About this task —
Where does the word "heart" occur in the entries below? Copy every line that has it.

Data excerpts —
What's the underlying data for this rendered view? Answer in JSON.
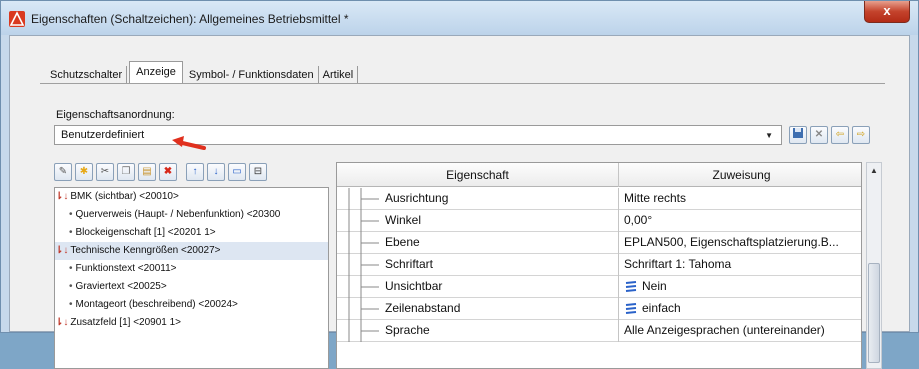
{
  "window": {
    "title": "Eigenschaften (Schaltzeichen): Allgemeines Betriebsmittel *",
    "close_label": "x"
  },
  "tabs": [
    {
      "label": "Schutzschalter",
      "active": false
    },
    {
      "label": "Anzeige",
      "active": true
    },
    {
      "label": "Symbol- / Funktionsdaten",
      "active": false
    },
    {
      "label": "Artikel",
      "active": false
    }
  ],
  "property_order": {
    "label": "Eigenschaftsanordnung:",
    "value": "Benutzerdefiniert"
  },
  "tree": {
    "items": [
      {
        "text": "BMK (sichtbar) <20010>",
        "level": 0,
        "selected": false
      },
      {
        "text": "Querverweis (Haupt- / Nebenfunktion) <20300",
        "level": 1,
        "selected": false
      },
      {
        "text": "Blockeigenschaft [1] <20201 1>",
        "level": 1,
        "selected": false
      },
      {
        "text": "Technische Kenngrößen <20027>",
        "level": 0,
        "selected": true
      },
      {
        "text": "Funktionstext <20011>",
        "level": 1,
        "selected": false
      },
      {
        "text": "Graviertext <20025>",
        "level": 1,
        "selected": false
      },
      {
        "text": "Montageort (beschreibend) <20024>",
        "level": 1,
        "selected": false
      },
      {
        "text": "Zusatzfeld [1] <20901 1>",
        "level": 0,
        "selected": false
      }
    ]
  },
  "grid": {
    "headers": {
      "property": "Eigenschaft",
      "assignment": "Zuweisung"
    },
    "rows": [
      {
        "name": "Ausrichtung",
        "value": "Mitte rechts",
        "icon": ""
      },
      {
        "name": "Winkel",
        "value": "0,00°",
        "icon": ""
      },
      {
        "name": "Ebene",
        "value": "EPLAN500, Eigenschaftsplatzierung.B...",
        "icon": ""
      },
      {
        "name": "Schriftart",
        "value": "Schriftart 1: Tahoma",
        "icon": ""
      },
      {
        "name": "Unsichtbar",
        "value": "Nein",
        "icon": "format-icon"
      },
      {
        "name": "Zeilenabstand",
        "value": "einfach",
        "icon": "format-icon"
      },
      {
        "name": "Sprache",
        "value": "Alle Anzeigesprachen (untereinander)",
        "icon": ""
      }
    ]
  },
  "colors": {
    "accent_red": "#e0301e",
    "format_icon_blue": "#2a62c9"
  }
}
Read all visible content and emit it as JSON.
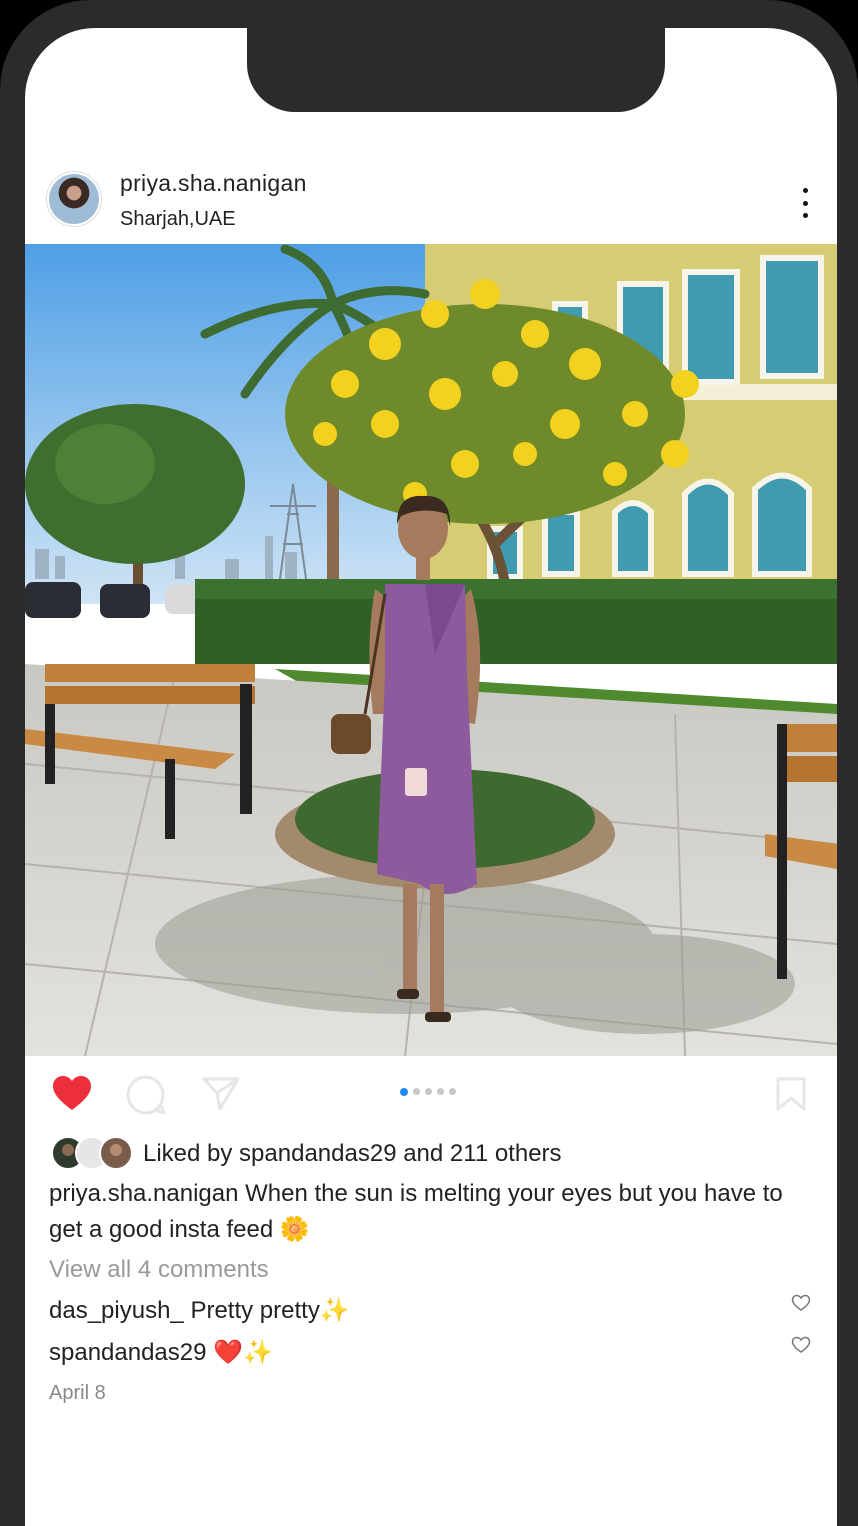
{
  "post": {
    "username": "priya.sha.nanigan",
    "location": "Sharjah,UAE",
    "liked_by_text": "Liked by spandandas29 and 211 others",
    "caption_user": "priya.sha.nanigan",
    "caption_text": "When the sun is melting your eyes but you have to get a good insta feed 🌼",
    "view_comments": "View all 4 comments",
    "comments": [
      {
        "user": "das_piyush_",
        "text": "Pretty pretty✨"
      },
      {
        "user": "spandandas29",
        "text": "❤️✨"
      }
    ],
    "date": "April 8",
    "carousel": {
      "count": 5,
      "active": 1
    },
    "liked": true
  },
  "icons": {
    "more": "more-options-icon",
    "like": "heart-icon",
    "comment": "comment-icon",
    "share": "share-icon",
    "save": "bookmark-icon",
    "comment_like": "small-heart-icon"
  },
  "colors": {
    "like_red": "#ed2f3c",
    "dot_active": "#1a8cf0",
    "frame": "#2b2b2b",
    "dress": "#8d5a9e"
  }
}
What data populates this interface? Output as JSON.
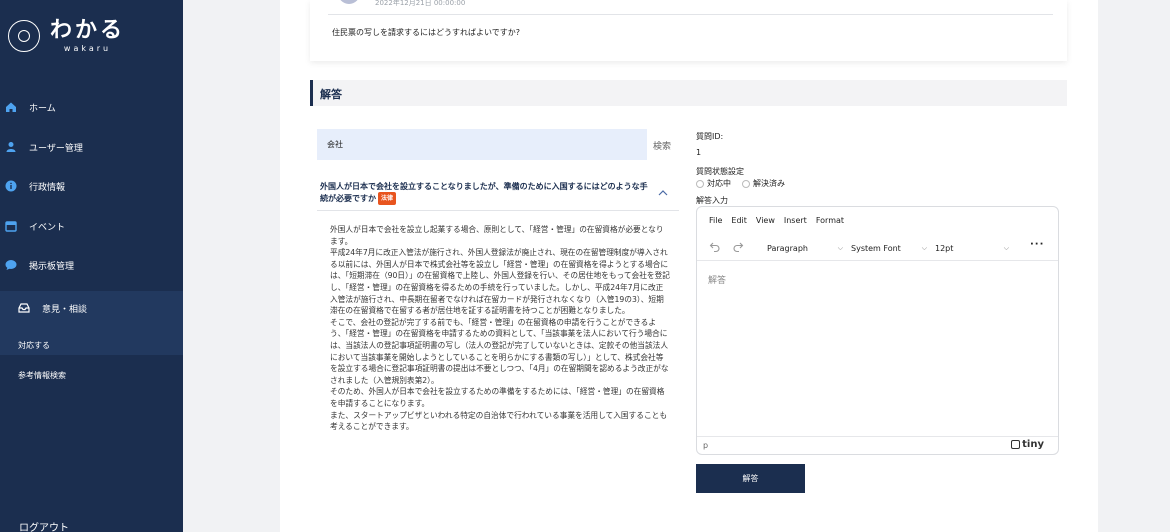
{
  "brand": {
    "name": "わかる",
    "sub": "wakaru"
  },
  "nav": [
    {
      "label": "ホーム",
      "icon": "home-icon"
    },
    {
      "label": "ユーザー管理",
      "icon": "user-icon"
    },
    {
      "label": "行政情報",
      "icon": "info-icon"
    },
    {
      "label": "イベント",
      "icon": "calendar-icon"
    },
    {
      "label": "掲示板管理",
      "icon": "chat-icon"
    },
    {
      "label": "意見・相談",
      "icon": "inbox-icon"
    }
  ],
  "subnav": [
    "対応する",
    "参考情報検索"
  ],
  "logout": "ログアウト",
  "question": {
    "date": "2022年12月21日 00:00:00",
    "text": "住民票の写しを請求するにはどうすればよいですか?"
  },
  "section": {
    "title": "解答"
  },
  "search": {
    "value": "会社",
    "button": "検索"
  },
  "accordion": {
    "title": "外国人が日本で会社を設立することなりましたが、準備のために入国するにはどのような手続が必要ですか",
    "badge": "法律",
    "paragraphs": [
      "外国人が日本で会社を設立し起業する場合、原則として、「経営・管理」の在留資格が必要となります。",
      "平成24年7月に改正入管法が施行され、外国人登録法が廃止され、現在の在留管理制度が導入される以前には、外国人が日本で株式会社等を設立し「経営・管理」の在留資格を得ようとする場合には、「短期滞在（90日）」の在留資格で上陸し、外国人登録を行い、その居住地をもって会社を登記し、「経営・管理」の在留資格を得るための手続を行っていました。しかし、平成24年7月に改正入管法が施行され、中長期在留者でなければ在留カードが発行されなくなり（入管19の3）、短期滞在の在留資格で在留する者が居住地を証する証明書を持つことが困難となりました。",
      "そこで、会社の登記が完了する前でも、「経営・管理」の在留資格の申請を行うことができるよう、「経営・管理」の在留資格を申請するための資料として、「当該事業を法人において行う場合には、当該法人の登記事項証明書の写し（法人の登記が完了していないときは、定款その他当該法人において当該事業を開始しようとしていることを明らかにする書類の写し）」として、株式会社等を設立する場合に登記事項証明書の提出は不要としつつ、「4月」の在留期間を認めるよう改正がなされました（入管規別表第2）。",
      "そのため、外国人が日本で会社を設立するための準備をするためには、「経営・管理」の在留資格を申請することになります。",
      "また、スタートアップビザといわれる特定の自治体で行われている事業を活用して入国することも考えることができます。"
    ]
  },
  "form": {
    "id_label": "質問ID:",
    "id_value": "1",
    "status_label": "質問状態設定",
    "status_options": [
      "対応中",
      "解決済み"
    ],
    "answer_label": "解答入力",
    "submit": "解答"
  },
  "editor": {
    "menu": [
      "File",
      "Edit",
      "View",
      "Insert",
      "Format"
    ],
    "block_format": "Paragraph",
    "font_family": "System Font",
    "font_size": "12pt",
    "placeholder": "解答",
    "path": "p",
    "brand": "tiny"
  }
}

Response box —
    "like": "heart-icon",
    "comment_like": "small-heart-icon"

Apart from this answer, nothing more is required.